The Navy could not have fought in the Coral Sea without refueling at Bora Bora. For the first—but not the last—time, the enemy was surprised and confounded by the work of the Seabees. They and their Army partners were the unsung heroes of that battle. It had been hard work, and sometimes tempers flared. Their commander later wrote that his men “smelled like goats, lived like dogs, and worked like horses.”
Valuable logistics lessons were learned at Bora Bora. The Bobcats had been sent wheelbarrows without wheels. There were not enough spare parts for their trucks, and welding equipment arrived without protective masks.
Learning that civilians had done the loading of the transports that had caused so much trouble, the Seabees began to rely on themselves for loading and unloading the supply ships. Attention was given to what was being sent and the order in which equipment and supplies were needed ashore. They did such a good job that the Navy tasked them with the loading and unloading of all supply ships.
Back in the United States, Seabee recruiters continued to go after men with construction skills, but standards for physical fitness were relaxed. As a result the average age of the early enlistees was 37, and in some cases men in their 60s signed up.
In March, the 1st NCB shipped out to the islands of Tongatabu in the Tonga group and Efate in the New Hebrides.
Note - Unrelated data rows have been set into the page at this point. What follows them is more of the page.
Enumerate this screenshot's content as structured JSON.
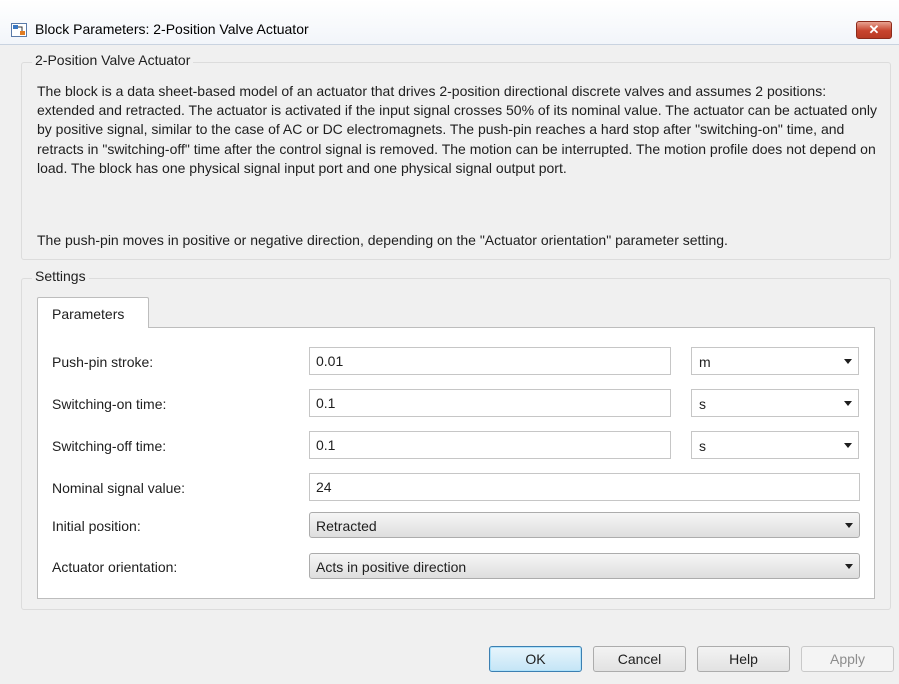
{
  "window": {
    "title": "Block Parameters: 2-Position Valve Actuator",
    "close_label": "✕"
  },
  "block": {
    "name": "2-Position Valve Actuator",
    "description_1": "The block is a data sheet-based model of an actuator that drives 2-position directional discrete valves and assumes 2 positions: extended and retracted. The actuator is activated if the input signal crosses 50% of its nominal value. The actuator can be actuated only by positive signal, similar to the case of AC or DC electromagnets. The push-pin reaches a hard stop after \"switching-on\" time, and retracts in \"switching-off\" time after the control signal is removed. The motion can be interrupted. The motion profile does not depend on load. The block has one physical signal input port and one physical signal output port.",
    "description_2": "The push-pin moves in positive or negative direction, depending on the \"Actuator orientation\" parameter setting."
  },
  "settings": {
    "caption": "Settings",
    "tab_label": "Parameters",
    "params": {
      "stroke": {
        "label": "Push-pin stroke:",
        "value": "0.01",
        "unit": "m"
      },
      "on_time": {
        "label": "Switching-on time:",
        "value": "0.1",
        "unit": "s"
      },
      "off_time": {
        "label": "Switching-off time:",
        "value": "0.1",
        "unit": "s"
      },
      "nominal": {
        "label": "Nominal signal value:",
        "value": "24"
      },
      "initial_position": {
        "label": "Initial position:",
        "selected": "Retracted"
      },
      "orientation": {
        "label": "Actuator orientation:",
        "selected": "Acts in positive direction"
      }
    }
  },
  "buttons": {
    "ok": "OK",
    "cancel": "Cancel",
    "help": "Help",
    "apply": "Apply"
  },
  "colors": {
    "close_button": "#c7432d",
    "ok_border": "#3c7fb1",
    "window_bg": "#f0f0f0"
  }
}
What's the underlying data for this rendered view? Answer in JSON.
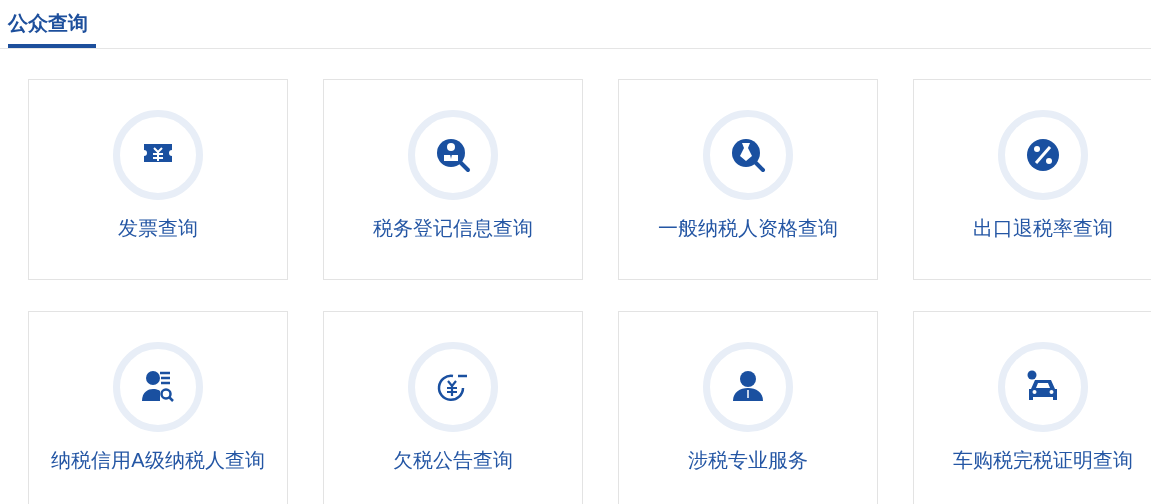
{
  "section": {
    "title": "公众查询",
    "selected": true
  },
  "tiles": [
    {
      "label": "发票查询"
    },
    {
      "label": "税务登记信息查询"
    },
    {
      "label": "一般纳税人资格查询"
    },
    {
      "label": "出口退税率查询"
    },
    {
      "label": "纳税信用A级纳税人查询"
    },
    {
      "label": "欠税公告查询"
    },
    {
      "label": "涉税专业服务"
    },
    {
      "label": "车购税完税证明查询"
    }
  ]
}
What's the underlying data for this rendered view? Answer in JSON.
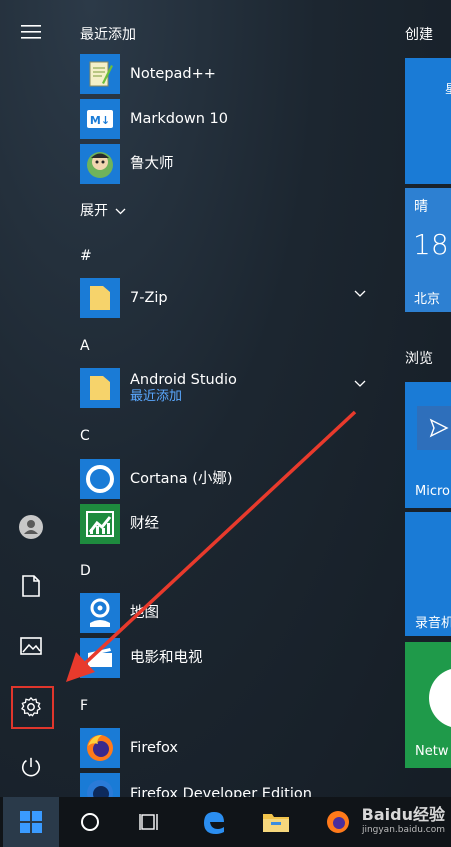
{
  "rail": {
    "icons": [
      "hamburger-menu-icon",
      "user-avatar-icon",
      "document-icon",
      "picture-icon",
      "gear-icon",
      "power-icon"
    ]
  },
  "list": {
    "recent_header": "最近添加",
    "recent": [
      {
        "label": "Notepad++",
        "icon": "notepadpp-icon"
      },
      {
        "label": "Markdown 10",
        "icon": "markdown-icon"
      },
      {
        "label": "鲁大师",
        "icon": "ludashi-icon"
      }
    ],
    "expand_label": "展开",
    "sections": [
      {
        "letter": "#",
        "items": [
          {
            "label": "7-Zip",
            "icon": "folder-icon",
            "sub": "",
            "expand": true
          }
        ]
      },
      {
        "letter": "A",
        "items": [
          {
            "label": "Android Studio",
            "icon": "folder-icon",
            "sub": "最近添加",
            "expand": true
          }
        ]
      },
      {
        "letter": "C",
        "items": [
          {
            "label": "Cortana (小娜)",
            "icon": "cortana-icon",
            "sub": ""
          },
          {
            "label": "财经",
            "icon": "finance-icon",
            "sub": ""
          }
        ]
      },
      {
        "letter": "D",
        "items": [
          {
            "label": "地图",
            "icon": "maps-icon",
            "sub": ""
          },
          {
            "label": "电影和电视",
            "icon": "movies-icon",
            "sub": ""
          }
        ]
      },
      {
        "letter": "F",
        "items": [
          {
            "label": "Firefox",
            "icon": "firefox-icon",
            "sub": ""
          },
          {
            "label": "Firefox Developer Edition",
            "icon": "firefox-dev-icon",
            "sub": ""
          }
        ]
      }
    ]
  },
  "tiles": {
    "create_header": "创建",
    "weather_condition": "晴",
    "weather_temp": "18°",
    "weather_city": "北京",
    "browse_header": "浏览",
    "tile_micro": "Micro",
    "tile_recorder": "录音机",
    "tile_network": "Netw"
  },
  "taskbar": {
    "icons": [
      "windows-start-icon",
      "cortana-circle-icon",
      "task-view-icon",
      "edge-icon",
      "file-explorer-icon",
      "firefox-icon"
    ]
  },
  "watermark": {
    "text": "Baidu经验",
    "sub": "jingyan.baidu.com"
  },
  "colors": {
    "accent": "#1a7bd6",
    "highlight": "#e0362c",
    "link": "#5aa8ff"
  }
}
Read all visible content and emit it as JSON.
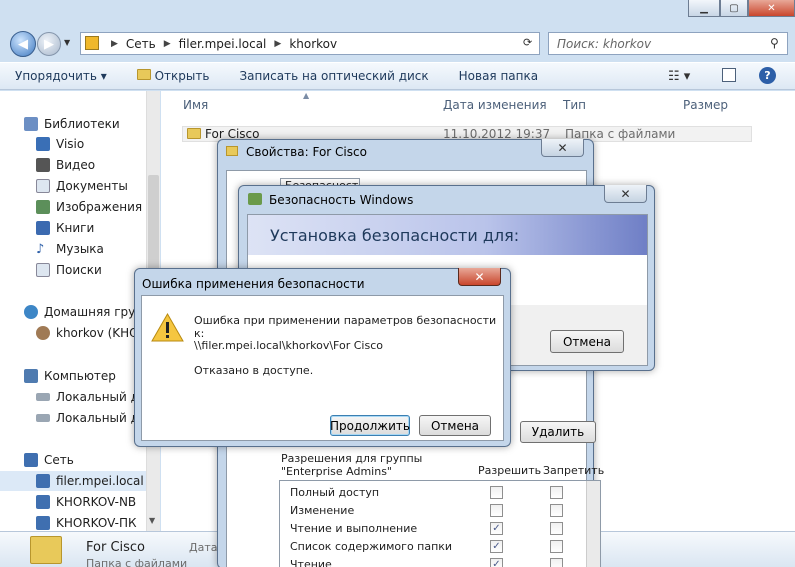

In May, the 2nd NCB arrived in Samoa. The 3rd NCB was sent to Fiji and Noumea in New Caledonia, the 4th to Alaska, and the 5th sent detachments to Midway, Palmyra, Johnston Island, and French Frigate Shoals. The Seabees began to build a ring of bases around the Japanese Pacific Ocean empire.
A detachment of the 1st NCB landed on Efate on May 4 to find a small group of Marines and Army engineers struggling to build an airfield. Delighted to see the newcomers, the soldiers and Marines gave pride of place to the Seabees for leadership. All three groups pooled their equipment and resources to complete the airstrip for the arrival of 20 planes on May 28.